Reminder: Login to access new features and members-only content!

Register to be a member of our community. Its easy!

Register a new account

Already a member?

Log In here!

Donate

Did you find our content interesting or helpful? Help support the IPFD enhance health, well-being and welfare for dogs everywhere.

Jump to content
International Partnership for Dogs - Enhancing Dog Health, Well-Being, and Welfare - Join Us

Ask Aimee: I'm concerned about DM (degenerative myelopathy) in my dog, what new information should I share with my vet?


Aimee Llewellyn-Zaidi

Viewed: 560 times

 Share

After the recent publication of Degenerative Myelopathy - Diagnosis and Inheritance, we received an excellent query from an experience breeder of French Bulldogs, who was concerned that her middle-aged dog was showing "classic" signs of Degenerative Myelopathy (DM).

The dog had a clear genetic test for the SOD 1 mutation, but was experiencing clinical signs associated with DM: awkward and uncoordinated hind gait, loss of balance and falling when turning and also when stressed. The breeder had also observed French Bulldogs over the years in dog showing with uncoordinated hindlegs, dragging feet, and other mobility challenges that they questioned, could this be DM?

There have been concerns raised by researchers in DM diagnosis, and usage of testing for SOD 1 in the French Bulldog. French Bulldogs are currently not included as a breed associated with DM. French Bulldogs have been the subject of research investigating neurological disorders in the breed identifying other myelopathies of concern, but not DM (Mayousse, 2017). The current best available information is that SOD 1 mutation testing is unlikely to be relevant for the breed.

Unfortunately, clinical signs of DM across many breeds of dog can mimic or appear very similar to other more common breed-associated spinal or neurological issues, it can be very difficult to confirm a diagnosis of DM without a post-mortem. This may explain why the breeder's dog appears to have clinical signs, but has tested clear for SOD 1. Some more common conditions in the French Bulldog include degenerating hemivertebrae, or missing hemivertebrae, both of which could have similar clinical signs. 

One of the main concerns raised by vets and researchers regarding DM is the potential for misdiagnosis for more common and in some cases treatable or more manageable conditions.
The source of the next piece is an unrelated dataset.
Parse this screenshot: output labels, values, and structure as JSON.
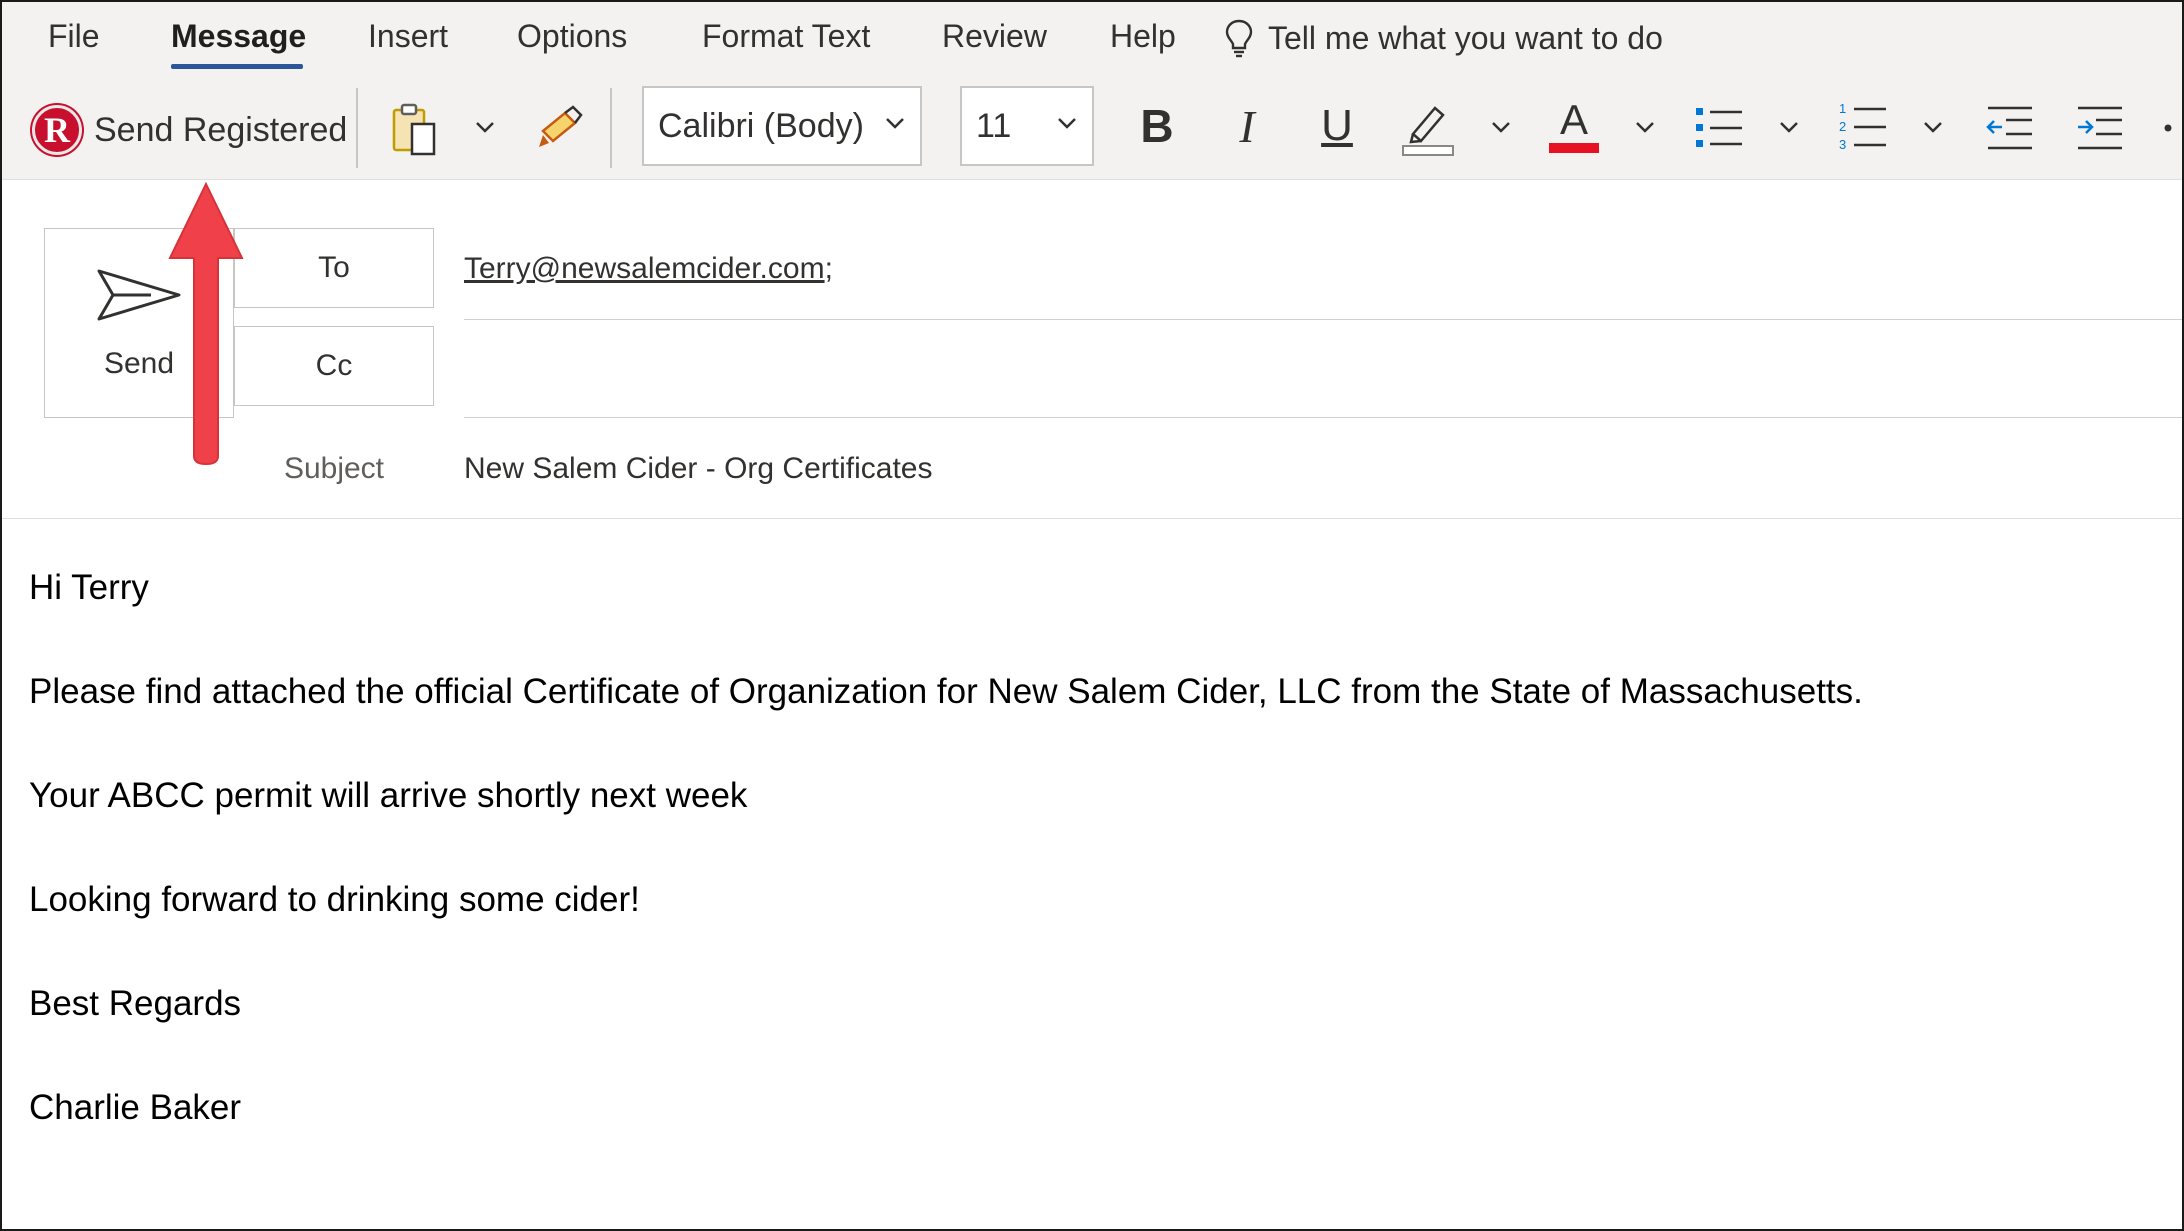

French Bulldogs are currently listed as "orange" for SOD 1 breed relevance rating (BRR), which means that the evidence reviewed is either inconclusive for relevance, or the disease has never been observed in the breed. There are some breeds listed as green (some evidence) or yellow (no research available), for SOD 1 testing. However, given the very low predictability of risk for even "green" breeds, it is a genetic test that should be approached with caution. Even for the breeds where the risk prediction value is better, it appears that the SOD 1 test is best for eliminating DM as the likely condition rather than use for breed-wide management. 

The breeder's dog almost certainly does not have DM, but there are a number of other conditions that have similar clinical symptoms, including those that respond to treatment and management. Even for breeds where DM testing may be relevant, as described in the articles around using SOD1 (and SOD2) genetic tests for DM, the usefulness is mostly in eliminating DM as a diagnosis. 

 

Resources:

Infographic of SOD 1 testing for DM
Summary of new research
Original research, including diagnosis definition, which may be especially interesting to vets

 

Ref:

Mayousse, V., Desquilbet, L., Jeandel, A. et al. Prevalence of neurological disorders in French bulldog: a retrospective study of 343 cases (2002–2016). BMC Vet Res 13, 212 (2017). https://doi.org/10.1186/s12917-017-1132-2

 

Image by JK Creative via Pexels

 Share

0 Comments


Recommended Comments

There are no comments to display.

Guest
Add a comment...

×   Pasted as rich text.   Paste as plain text instead

  Only 75 emoji are allowed.

×   Your link has been automatically embedded.   Display as a link instead

×   Your previous content has been restored.   Clear editor

×   You cannot paste images directly. Upload or insert images from URL.

  • Blog Disclaimer
    The contents of this blog are for informational purposes only and represent the opinion of the author(s), and not that of the International Partnership for Dogs (IPFD). This is not intended to be a substitute for professional, expert or veterinarian advice, diagnosis, or treatment. We do not recommend or endorse any specific tests, providers, products, procedures, opinions, or other information that may be mentioned on, or linked to from this blog.

×
×
  • Create New...

Important Information

By using this site, you agree to our Terms of Use.